**Work task**.
Filter this material down to the lines that hold "value", copying each one.

**Material for this task**.
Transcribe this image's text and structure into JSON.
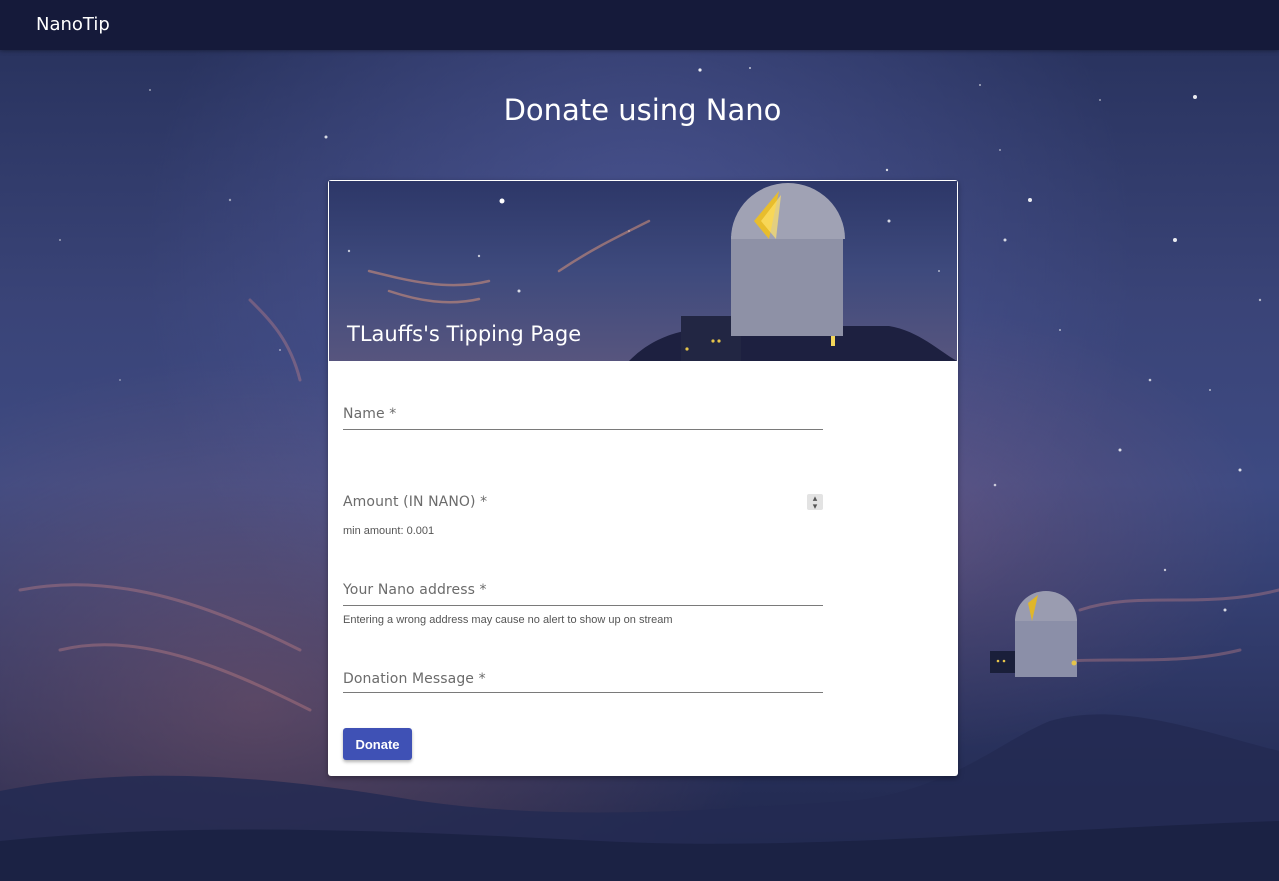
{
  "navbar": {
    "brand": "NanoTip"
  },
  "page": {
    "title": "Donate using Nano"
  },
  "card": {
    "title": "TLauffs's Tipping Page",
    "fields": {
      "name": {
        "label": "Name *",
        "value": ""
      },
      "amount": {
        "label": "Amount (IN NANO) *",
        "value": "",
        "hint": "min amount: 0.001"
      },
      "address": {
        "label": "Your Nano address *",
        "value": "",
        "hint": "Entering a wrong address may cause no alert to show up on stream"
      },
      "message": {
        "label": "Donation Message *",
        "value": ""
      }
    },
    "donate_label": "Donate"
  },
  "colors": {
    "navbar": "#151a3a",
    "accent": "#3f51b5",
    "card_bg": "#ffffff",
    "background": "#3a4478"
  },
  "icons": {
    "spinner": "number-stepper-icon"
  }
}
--
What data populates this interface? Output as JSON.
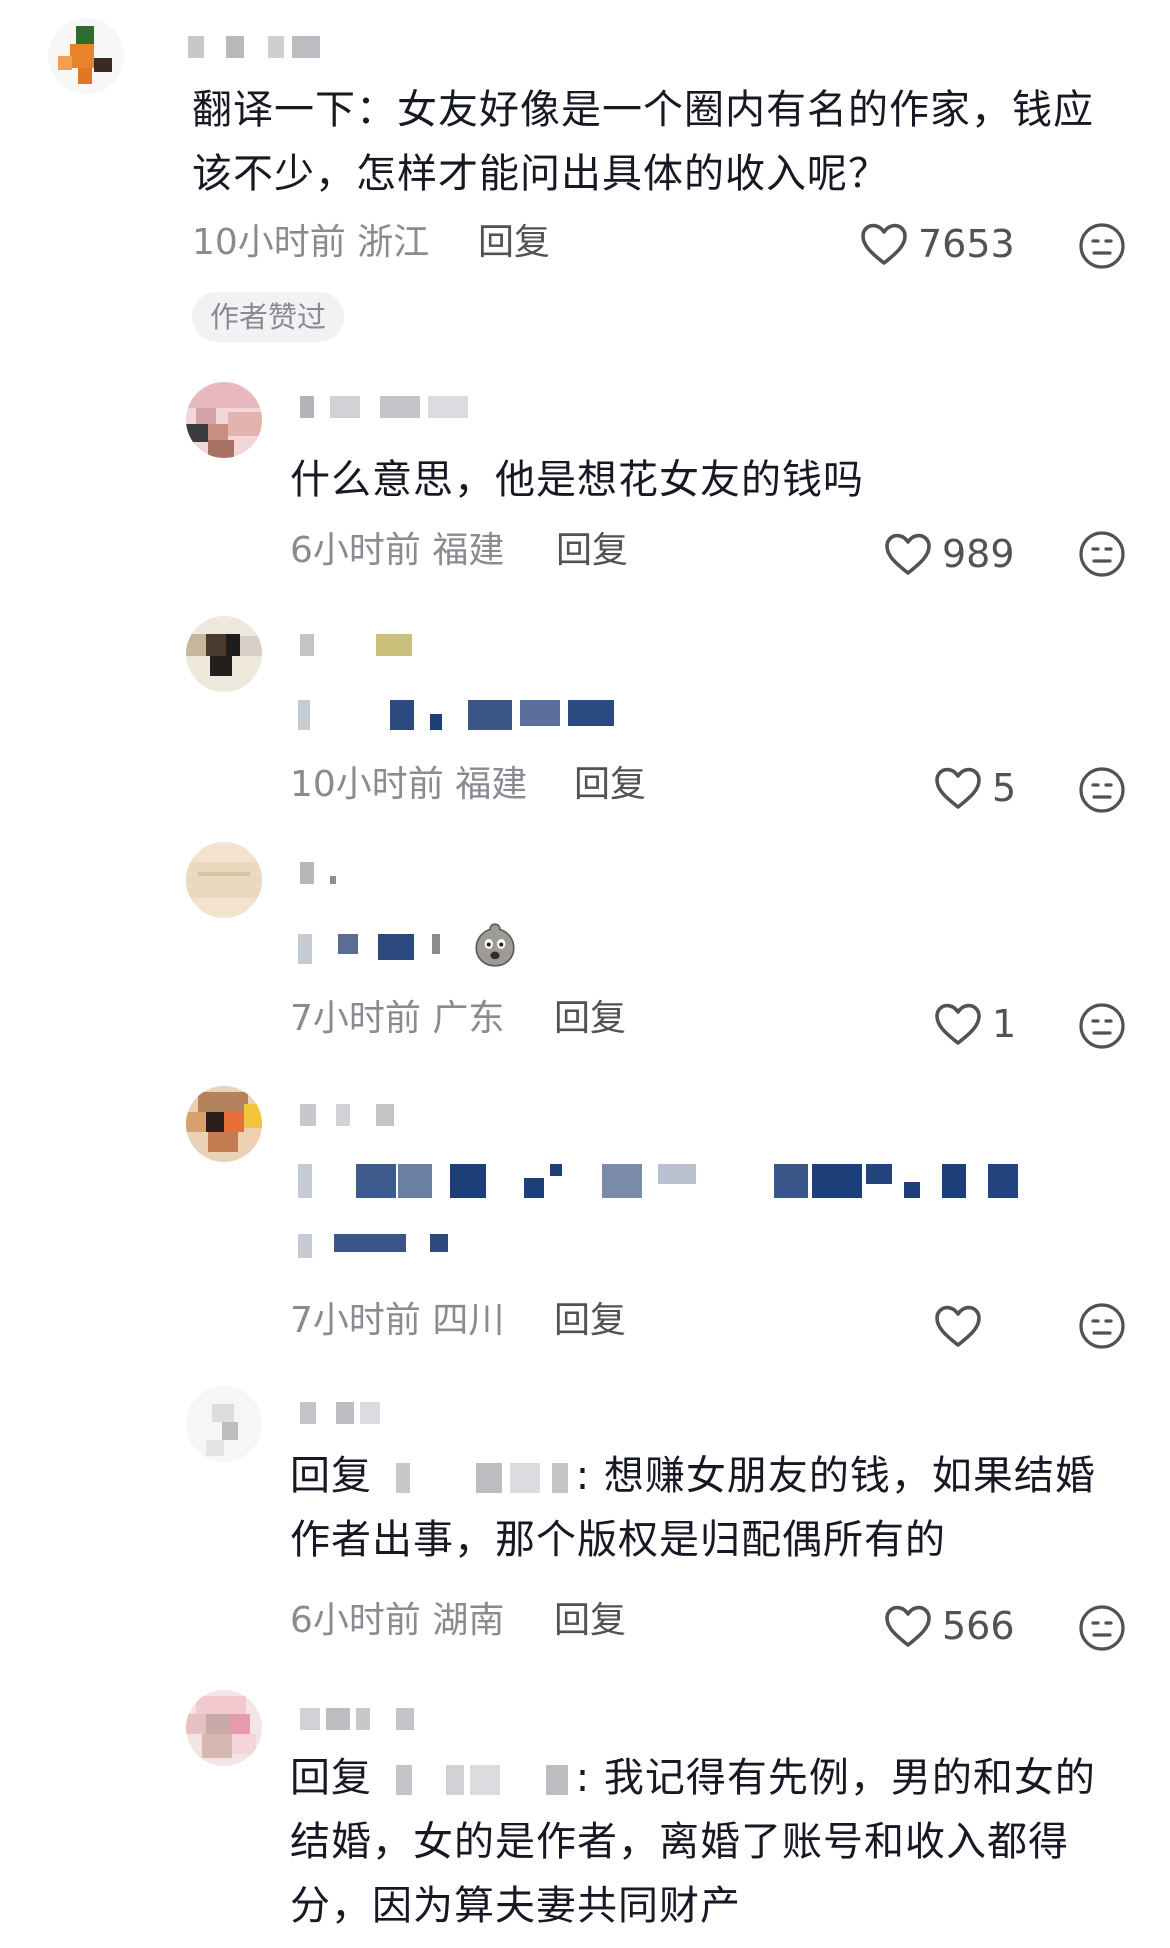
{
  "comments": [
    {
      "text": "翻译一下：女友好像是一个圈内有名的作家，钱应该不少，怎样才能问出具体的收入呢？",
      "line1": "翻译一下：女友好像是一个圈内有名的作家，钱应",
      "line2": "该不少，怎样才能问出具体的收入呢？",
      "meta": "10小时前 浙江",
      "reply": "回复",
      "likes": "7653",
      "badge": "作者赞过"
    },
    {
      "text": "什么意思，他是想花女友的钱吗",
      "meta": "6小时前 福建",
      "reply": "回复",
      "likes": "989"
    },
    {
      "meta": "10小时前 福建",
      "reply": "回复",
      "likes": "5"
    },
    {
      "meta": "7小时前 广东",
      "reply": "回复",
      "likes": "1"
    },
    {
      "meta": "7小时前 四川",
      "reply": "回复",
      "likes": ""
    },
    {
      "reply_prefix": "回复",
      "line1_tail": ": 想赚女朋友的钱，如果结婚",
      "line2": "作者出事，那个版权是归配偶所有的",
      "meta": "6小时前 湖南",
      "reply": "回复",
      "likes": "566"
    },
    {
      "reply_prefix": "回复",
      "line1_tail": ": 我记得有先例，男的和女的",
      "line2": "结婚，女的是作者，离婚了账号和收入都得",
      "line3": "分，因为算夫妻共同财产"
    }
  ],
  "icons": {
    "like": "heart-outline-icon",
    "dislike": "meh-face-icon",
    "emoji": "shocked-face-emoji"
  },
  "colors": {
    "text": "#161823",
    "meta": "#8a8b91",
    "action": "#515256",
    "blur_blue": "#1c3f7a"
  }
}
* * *
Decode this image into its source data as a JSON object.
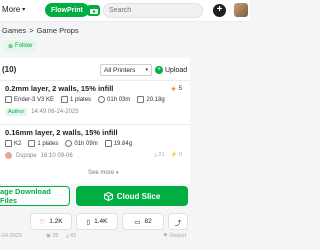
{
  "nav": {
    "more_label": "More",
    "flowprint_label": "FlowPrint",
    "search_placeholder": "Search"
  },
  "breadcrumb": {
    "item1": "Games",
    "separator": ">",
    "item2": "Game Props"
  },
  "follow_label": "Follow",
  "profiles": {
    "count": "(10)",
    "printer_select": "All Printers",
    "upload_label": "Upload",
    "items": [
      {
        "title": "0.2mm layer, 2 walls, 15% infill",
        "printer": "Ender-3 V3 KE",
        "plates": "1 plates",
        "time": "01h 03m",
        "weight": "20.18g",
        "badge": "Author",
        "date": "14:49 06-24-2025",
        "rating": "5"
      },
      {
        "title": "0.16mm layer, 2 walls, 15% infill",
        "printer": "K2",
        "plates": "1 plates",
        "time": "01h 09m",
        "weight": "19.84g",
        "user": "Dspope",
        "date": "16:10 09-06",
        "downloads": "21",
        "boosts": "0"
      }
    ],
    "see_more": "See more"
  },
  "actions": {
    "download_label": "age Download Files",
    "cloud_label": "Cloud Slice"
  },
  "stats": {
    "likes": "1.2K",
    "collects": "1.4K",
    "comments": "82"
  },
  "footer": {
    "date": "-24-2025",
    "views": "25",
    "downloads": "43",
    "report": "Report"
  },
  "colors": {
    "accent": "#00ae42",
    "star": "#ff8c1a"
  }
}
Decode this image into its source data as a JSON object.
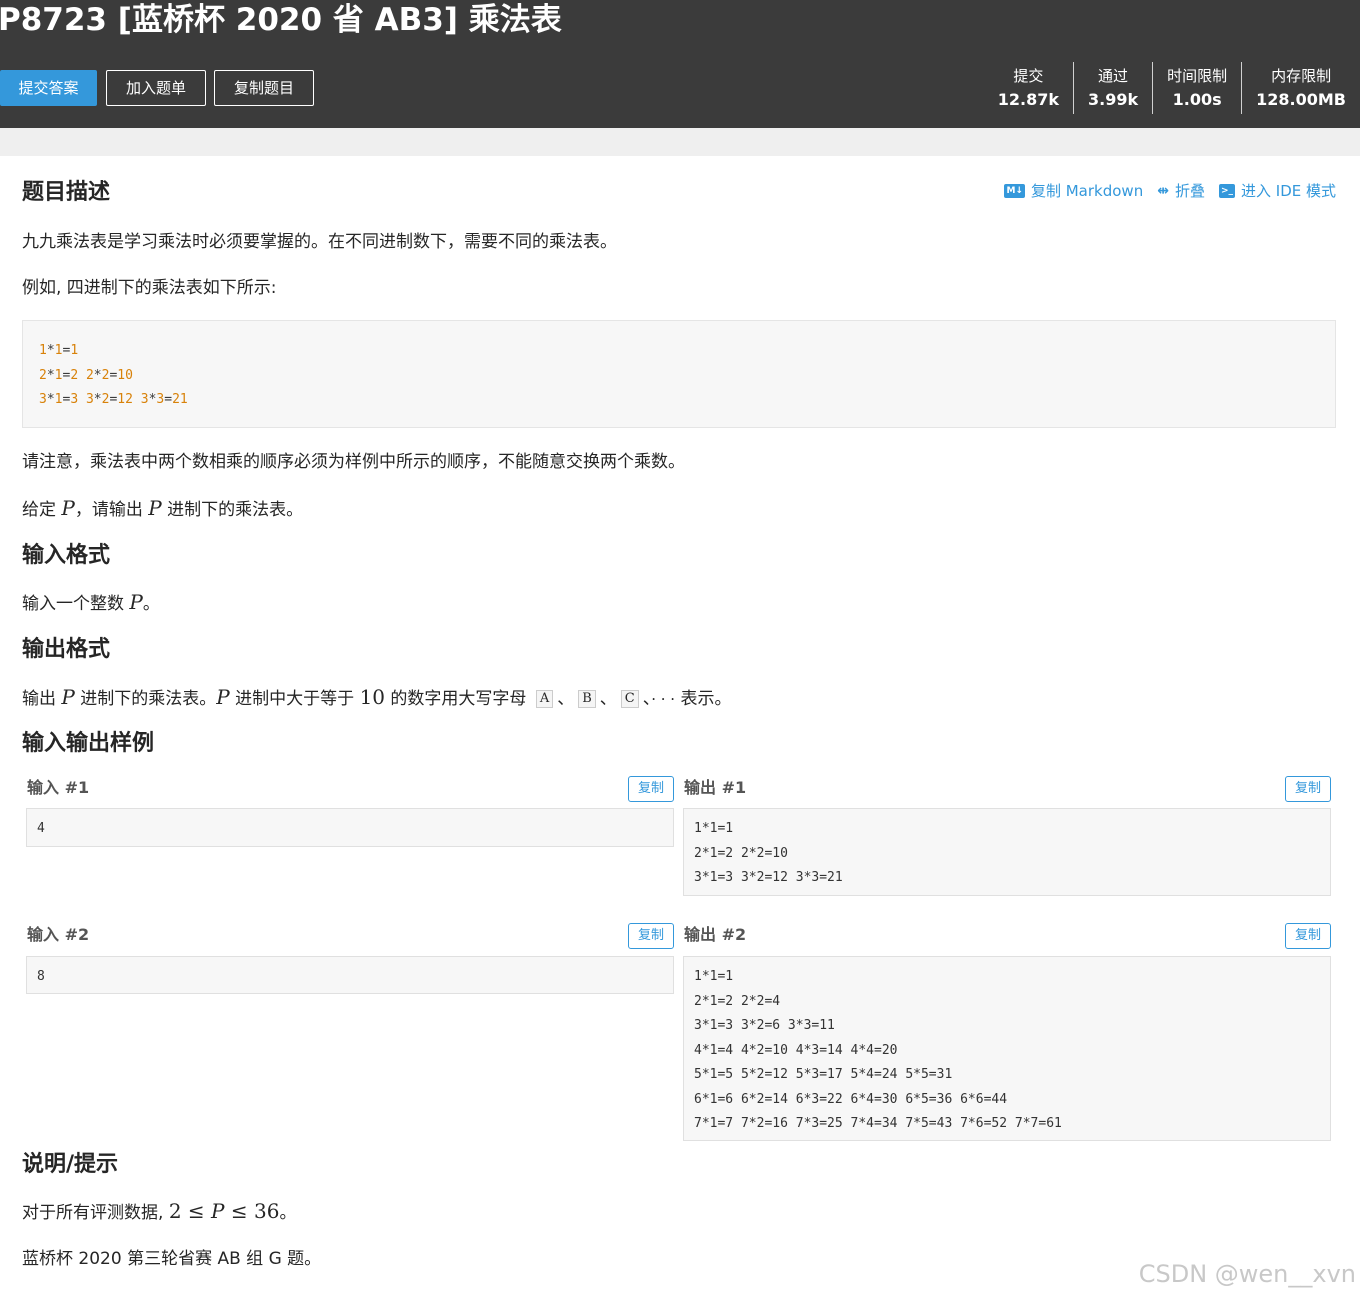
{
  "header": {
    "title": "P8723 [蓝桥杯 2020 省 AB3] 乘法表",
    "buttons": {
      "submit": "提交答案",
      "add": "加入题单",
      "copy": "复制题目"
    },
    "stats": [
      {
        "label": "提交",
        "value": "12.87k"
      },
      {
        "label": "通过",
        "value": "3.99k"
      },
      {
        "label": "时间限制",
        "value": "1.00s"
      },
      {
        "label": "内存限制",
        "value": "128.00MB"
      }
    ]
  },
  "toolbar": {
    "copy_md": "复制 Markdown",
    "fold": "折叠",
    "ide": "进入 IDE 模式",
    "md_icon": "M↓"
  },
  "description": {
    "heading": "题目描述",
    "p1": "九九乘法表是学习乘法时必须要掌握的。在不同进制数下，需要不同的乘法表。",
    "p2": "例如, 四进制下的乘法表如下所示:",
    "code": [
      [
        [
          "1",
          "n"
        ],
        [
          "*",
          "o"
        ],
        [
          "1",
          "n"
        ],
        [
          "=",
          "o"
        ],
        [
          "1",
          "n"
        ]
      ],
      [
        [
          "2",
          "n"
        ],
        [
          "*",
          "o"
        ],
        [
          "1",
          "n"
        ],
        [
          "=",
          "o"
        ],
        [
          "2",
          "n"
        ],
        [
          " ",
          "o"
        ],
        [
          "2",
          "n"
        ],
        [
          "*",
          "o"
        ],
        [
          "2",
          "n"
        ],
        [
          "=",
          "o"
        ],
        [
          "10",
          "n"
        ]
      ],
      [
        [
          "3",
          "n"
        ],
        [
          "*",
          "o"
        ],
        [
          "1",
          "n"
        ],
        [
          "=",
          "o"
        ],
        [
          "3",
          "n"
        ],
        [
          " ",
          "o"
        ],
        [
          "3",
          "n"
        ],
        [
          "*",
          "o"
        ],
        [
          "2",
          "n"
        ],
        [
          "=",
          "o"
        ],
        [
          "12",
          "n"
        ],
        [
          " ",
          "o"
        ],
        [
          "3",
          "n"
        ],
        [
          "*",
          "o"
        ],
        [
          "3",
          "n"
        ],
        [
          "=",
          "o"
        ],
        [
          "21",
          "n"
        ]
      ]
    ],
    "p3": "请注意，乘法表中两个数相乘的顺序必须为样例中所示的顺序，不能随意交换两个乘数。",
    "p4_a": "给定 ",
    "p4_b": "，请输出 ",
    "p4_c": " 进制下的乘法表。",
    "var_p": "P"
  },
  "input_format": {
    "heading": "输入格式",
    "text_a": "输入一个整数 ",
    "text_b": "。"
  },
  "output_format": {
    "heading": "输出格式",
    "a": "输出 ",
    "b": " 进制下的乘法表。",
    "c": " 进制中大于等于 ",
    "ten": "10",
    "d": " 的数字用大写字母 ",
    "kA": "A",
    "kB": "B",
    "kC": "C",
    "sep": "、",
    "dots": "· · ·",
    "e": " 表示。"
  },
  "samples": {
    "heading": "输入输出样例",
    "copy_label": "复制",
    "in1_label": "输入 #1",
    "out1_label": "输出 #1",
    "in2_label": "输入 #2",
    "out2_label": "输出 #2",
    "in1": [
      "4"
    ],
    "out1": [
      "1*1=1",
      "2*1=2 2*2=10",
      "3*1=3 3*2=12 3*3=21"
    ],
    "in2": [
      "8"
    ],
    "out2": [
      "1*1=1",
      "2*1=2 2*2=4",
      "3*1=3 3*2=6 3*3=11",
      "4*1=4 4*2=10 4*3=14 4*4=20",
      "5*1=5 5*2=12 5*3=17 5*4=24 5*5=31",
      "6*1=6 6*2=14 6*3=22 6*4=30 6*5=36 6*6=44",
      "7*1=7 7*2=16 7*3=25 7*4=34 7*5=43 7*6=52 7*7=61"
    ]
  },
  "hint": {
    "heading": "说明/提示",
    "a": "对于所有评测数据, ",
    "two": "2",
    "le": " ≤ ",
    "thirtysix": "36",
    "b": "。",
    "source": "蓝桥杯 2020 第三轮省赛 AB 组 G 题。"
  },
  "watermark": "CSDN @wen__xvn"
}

**Solution below**.
        "value": ""
        "value": "",
        "value": "",
        "value": ""
        "value": "12.87k"
        "value": "3.99k"
        "value": "1.00s"
        "value": "128.00MB"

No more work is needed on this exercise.